Our readers may know friends or family members who have gone through a divorce and would describe the process with one word: difficult. There is no doubt that a divorce is life-altering; for many people, it can take years to move on from both the emotional devastation and the financial ramifications. So, how will a divorce impact your finances?
Getting divorce is never pleasant, but it can be simplified if the parties know what to expect. Removing the parties' anxiety about the process can help each of them deal with whatever anger they may feel for their soon-to-be ex-marital partner and focus on the issues that must be resolved.
Ontarians who have ever faced a complicated family law issue know how emotional and trying the process can be. From high asset divorce cases to child custody issues, to fighting for a father's rights, the range of family law issues that might come up in any given person's life is expansive. When dealing with these issues, some people may feel compelled to take the, "stick your head in the sand" approach because they do not want to deal with the emotions involved. However, being dedicated to addressing the issues head-on, getting the best result possible and then moving on with life can be a better approach for most people.
When Ontario couples who are parents of minor children get divorced, they oftentimes need to setup an arrangement by which each parent can spend time with the children. Sometimes, the parents will share approximately equal amounts of time with the children. However, in other situations, that simply is not possible, for any number of reasons. One creative way to maximize parent/child contact is to set up a form of "virtual" visitation. Whether virtual visitation is part of a divorce settlement or order depends on the facts of each case.

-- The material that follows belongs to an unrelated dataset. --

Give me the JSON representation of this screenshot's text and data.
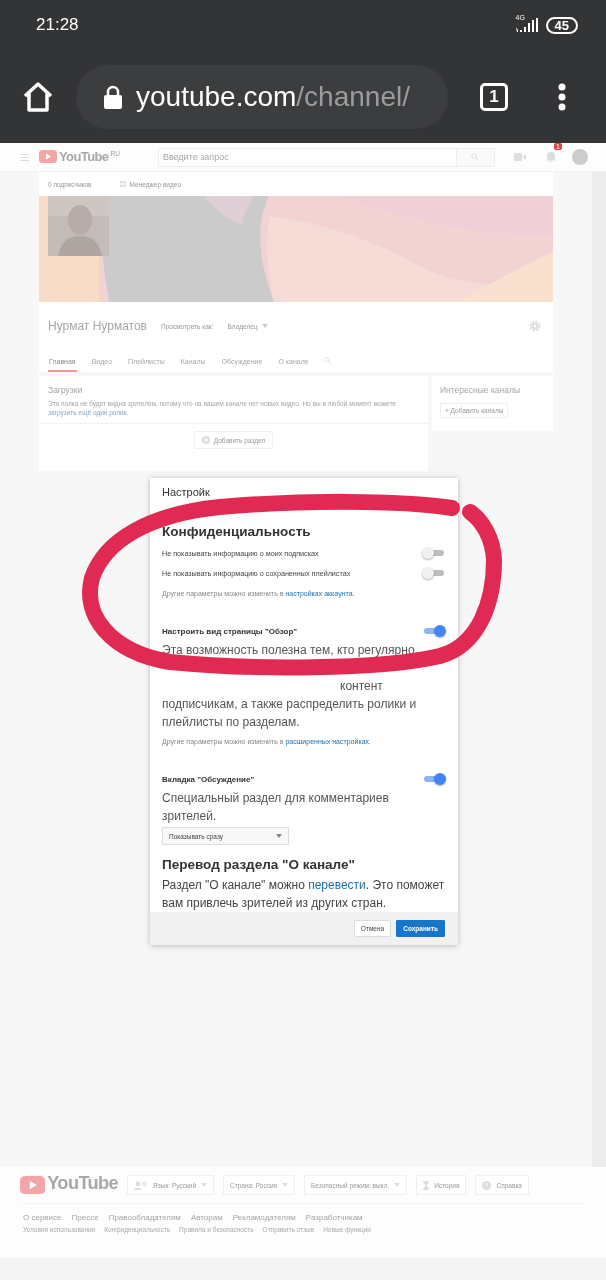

Child custody can be one of the most contentious issues that comes up in a divorce case. For our readers, that is probably understandable, since parents only want what is best for their children. The problem that arises in child custody disputes is that sometimes, parents disagree on what, exactly, is in their child's best interests. Understanding the basics of child custody can help parents come to terms with how their specific legal arrangement will turn out.
An Ontario divorce is such a life-altering event for most people that they spend quite a bit of time, both before and during the divorce process, looking for answers to the many questions they have. From the decision to get divorced, to how to get the case started, to how to get a fair result -- the questions that can come up in any given case can seem endless.
When our Ontario readers think about the many different legal issues in a divorce case, it can be, understandably, quite daunting. After all, not only do those who go through a divorce need to face the emotional aspect of the process, but there are the legal issues that must be addressed as well. How can ex-couples get through this? Well, like many people do, it might be best to make a list.
Goldstein v Walsh (27 May 2019) cautions family law litigants - If you take unreasonable and obstructive positions throughout proceedings, this will amount to "bad faith". Result? You may be ordered to pay a devastating costs award. Madam Justice J. Kristjanson of the Ontario Superior Court of Justice ordered the father to pay his ex-spouse's costs on a substantial indemnity basis - $420,000. This huge award was based on:
For several decades, there were certain presumptions about how mothers, fathers and children would be treated in an Ontario divorce. In essence, mothers were expected to be awarded primary custody of minor children, while fathers were expected to be awarded visitation rights. However, times are changing, and so are the perceptions of what is in the best interests of children -- as well as mothers and fathers -- when a divorce ends a marriage.